[RECORDED INFORMATION — start]

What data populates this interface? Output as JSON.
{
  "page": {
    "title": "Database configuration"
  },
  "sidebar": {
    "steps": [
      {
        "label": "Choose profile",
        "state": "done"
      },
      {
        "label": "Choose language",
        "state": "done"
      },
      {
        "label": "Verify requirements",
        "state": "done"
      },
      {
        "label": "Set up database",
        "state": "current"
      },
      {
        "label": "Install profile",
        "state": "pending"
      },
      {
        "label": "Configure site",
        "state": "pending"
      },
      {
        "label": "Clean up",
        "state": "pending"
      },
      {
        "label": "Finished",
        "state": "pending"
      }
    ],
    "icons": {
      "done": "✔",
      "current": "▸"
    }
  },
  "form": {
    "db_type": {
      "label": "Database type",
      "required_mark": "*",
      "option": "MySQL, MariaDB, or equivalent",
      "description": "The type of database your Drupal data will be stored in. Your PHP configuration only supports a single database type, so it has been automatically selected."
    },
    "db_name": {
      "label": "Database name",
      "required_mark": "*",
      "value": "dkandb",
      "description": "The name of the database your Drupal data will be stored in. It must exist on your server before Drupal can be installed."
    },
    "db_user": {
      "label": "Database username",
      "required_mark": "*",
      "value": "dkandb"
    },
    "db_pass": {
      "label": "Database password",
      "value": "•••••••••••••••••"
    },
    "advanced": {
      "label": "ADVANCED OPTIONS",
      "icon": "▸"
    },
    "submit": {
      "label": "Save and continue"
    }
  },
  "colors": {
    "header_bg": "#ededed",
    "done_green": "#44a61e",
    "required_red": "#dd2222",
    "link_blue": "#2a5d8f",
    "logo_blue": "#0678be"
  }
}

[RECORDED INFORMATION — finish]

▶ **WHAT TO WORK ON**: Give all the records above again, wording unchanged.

▶ **ANSWER FOR THE TASK**:
What data populates this interface? Output as JSON.
{
  "page": {
    "title": "Database configuration"
  },
  "sidebar": {
    "steps": [
      {
        "label": "Choose profile",
        "state": "done"
      },
      {
        "label": "Choose language",
        "state": "done"
      },
      {
        "label": "Verify requirements",
        "state": "done"
      },
      {
        "label": "Set up database",
        "state": "current"
      },
      {
        "label": "Install profile",
        "state": "pending"
      },
      {
        "label": "Configure site",
        "state": "pending"
      },
      {
        "label": "Clean up",
        "state": "pending"
      },
      {
        "label": "Finished",
        "state": "pending"
      }
    ],
    "icons": {
      "done": "✔",
      "current": "▸"
    }
  },
  "form": {
    "db_type": {
      "label": "Database type",
      "required_mark": "*",
      "option": "MySQL, MariaDB, or equivalent",
      "description": "The type of database your Drupal data will be stored in. Your PHP configuration only supports a single database type, so it has been automatically selected."
    },
    "db_name": {
      "label": "Database name",
      "required_mark": "*",
      "value": "dkandb",
      "description": "The name of the database your Drupal data will be stored in. It must exist on your server before Drupal can be installed."
    },
    "db_user": {
      "label": "Database username",
      "required_mark": "*",
      "value": "dkandb"
    },
    "db_pass": {
      "label": "Database password",
      "value": "•••••••••••••••••"
    },
    "advanced": {
      "label": "ADVANCED OPTIONS",
      "icon": "▸"
    },
    "submit": {
      "label": "Save and continue"
    }
  },
  "colors": {
    "header_bg": "#ededed",
    "done_green": "#44a61e",
    "required_red": "#dd2222",
    "link_blue": "#2a5d8f",
    "logo_blue": "#0678be"
  }
}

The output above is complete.